▶ [Exercise prompt]:
Throughout the material below, tally the lines containing "快速访问" and give the total with no accompanying text.

▶ [Given entries]:

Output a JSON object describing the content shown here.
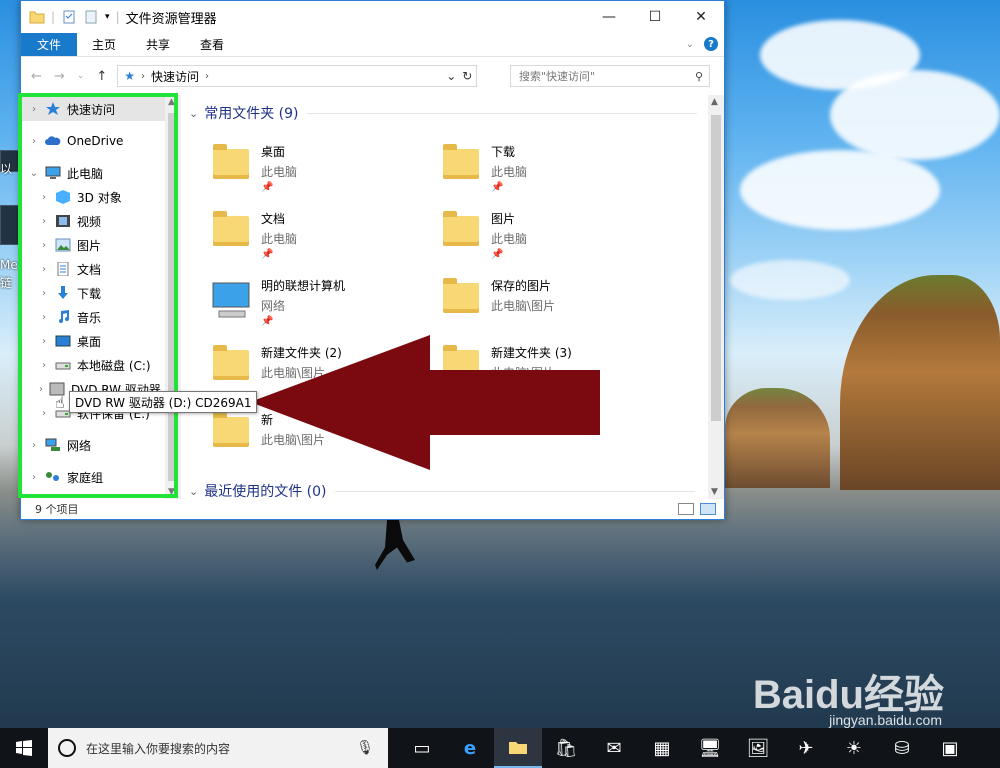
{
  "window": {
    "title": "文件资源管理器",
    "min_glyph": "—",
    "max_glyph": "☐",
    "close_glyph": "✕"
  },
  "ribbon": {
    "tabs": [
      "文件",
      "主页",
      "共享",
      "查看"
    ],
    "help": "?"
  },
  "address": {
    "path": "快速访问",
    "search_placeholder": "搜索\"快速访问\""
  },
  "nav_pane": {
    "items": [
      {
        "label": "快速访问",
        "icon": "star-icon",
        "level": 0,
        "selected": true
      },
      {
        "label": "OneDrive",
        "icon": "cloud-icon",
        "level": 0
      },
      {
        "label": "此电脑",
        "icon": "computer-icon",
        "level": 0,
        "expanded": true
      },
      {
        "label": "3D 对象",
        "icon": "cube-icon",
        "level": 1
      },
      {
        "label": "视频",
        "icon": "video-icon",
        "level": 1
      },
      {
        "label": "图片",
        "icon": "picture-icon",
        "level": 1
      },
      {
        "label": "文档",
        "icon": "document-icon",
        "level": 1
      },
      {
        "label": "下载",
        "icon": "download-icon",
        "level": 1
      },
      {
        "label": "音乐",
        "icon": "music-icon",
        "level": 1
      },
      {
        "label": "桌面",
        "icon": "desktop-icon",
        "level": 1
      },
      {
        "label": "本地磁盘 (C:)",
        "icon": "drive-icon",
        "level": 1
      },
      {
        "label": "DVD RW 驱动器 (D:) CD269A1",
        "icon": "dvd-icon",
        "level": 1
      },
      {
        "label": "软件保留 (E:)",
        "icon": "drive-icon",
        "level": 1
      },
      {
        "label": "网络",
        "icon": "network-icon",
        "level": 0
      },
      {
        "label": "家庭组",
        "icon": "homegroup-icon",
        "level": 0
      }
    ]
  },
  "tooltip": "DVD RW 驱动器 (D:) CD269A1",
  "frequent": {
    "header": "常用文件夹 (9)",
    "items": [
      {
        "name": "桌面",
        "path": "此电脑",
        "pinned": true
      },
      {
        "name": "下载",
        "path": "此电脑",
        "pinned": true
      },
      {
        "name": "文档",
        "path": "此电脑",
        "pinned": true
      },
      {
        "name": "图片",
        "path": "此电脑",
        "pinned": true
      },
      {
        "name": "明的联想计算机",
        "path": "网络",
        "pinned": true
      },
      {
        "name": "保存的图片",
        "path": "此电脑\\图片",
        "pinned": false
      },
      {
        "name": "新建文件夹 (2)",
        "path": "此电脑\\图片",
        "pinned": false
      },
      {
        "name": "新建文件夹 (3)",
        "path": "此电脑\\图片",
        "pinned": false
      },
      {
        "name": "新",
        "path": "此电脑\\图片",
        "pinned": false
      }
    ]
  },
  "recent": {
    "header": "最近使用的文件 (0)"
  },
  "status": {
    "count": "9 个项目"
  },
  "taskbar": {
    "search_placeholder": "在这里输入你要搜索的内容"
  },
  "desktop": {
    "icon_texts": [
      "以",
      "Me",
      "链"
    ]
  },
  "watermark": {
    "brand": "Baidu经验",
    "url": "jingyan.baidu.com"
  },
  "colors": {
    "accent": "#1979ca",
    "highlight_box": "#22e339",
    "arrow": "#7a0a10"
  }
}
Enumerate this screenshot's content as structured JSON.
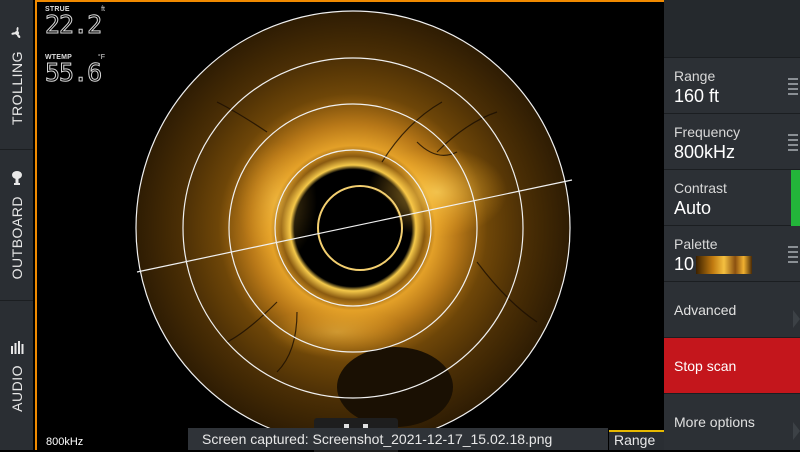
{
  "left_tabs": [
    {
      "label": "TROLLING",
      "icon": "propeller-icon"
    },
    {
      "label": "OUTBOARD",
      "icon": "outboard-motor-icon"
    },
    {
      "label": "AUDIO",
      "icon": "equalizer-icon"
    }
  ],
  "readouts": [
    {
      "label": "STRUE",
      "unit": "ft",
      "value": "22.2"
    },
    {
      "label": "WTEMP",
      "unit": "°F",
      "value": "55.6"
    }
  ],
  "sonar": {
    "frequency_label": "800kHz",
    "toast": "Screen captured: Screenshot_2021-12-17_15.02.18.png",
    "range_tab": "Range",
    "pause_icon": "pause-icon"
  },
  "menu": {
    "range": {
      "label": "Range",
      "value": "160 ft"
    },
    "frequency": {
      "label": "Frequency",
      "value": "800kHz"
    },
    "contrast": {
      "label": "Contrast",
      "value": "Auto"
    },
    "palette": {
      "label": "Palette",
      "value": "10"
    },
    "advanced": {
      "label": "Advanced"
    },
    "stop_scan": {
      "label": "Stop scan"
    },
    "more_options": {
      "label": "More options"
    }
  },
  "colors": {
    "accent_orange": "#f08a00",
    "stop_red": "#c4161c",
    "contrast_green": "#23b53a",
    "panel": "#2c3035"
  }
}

▶ [Answer box]:
3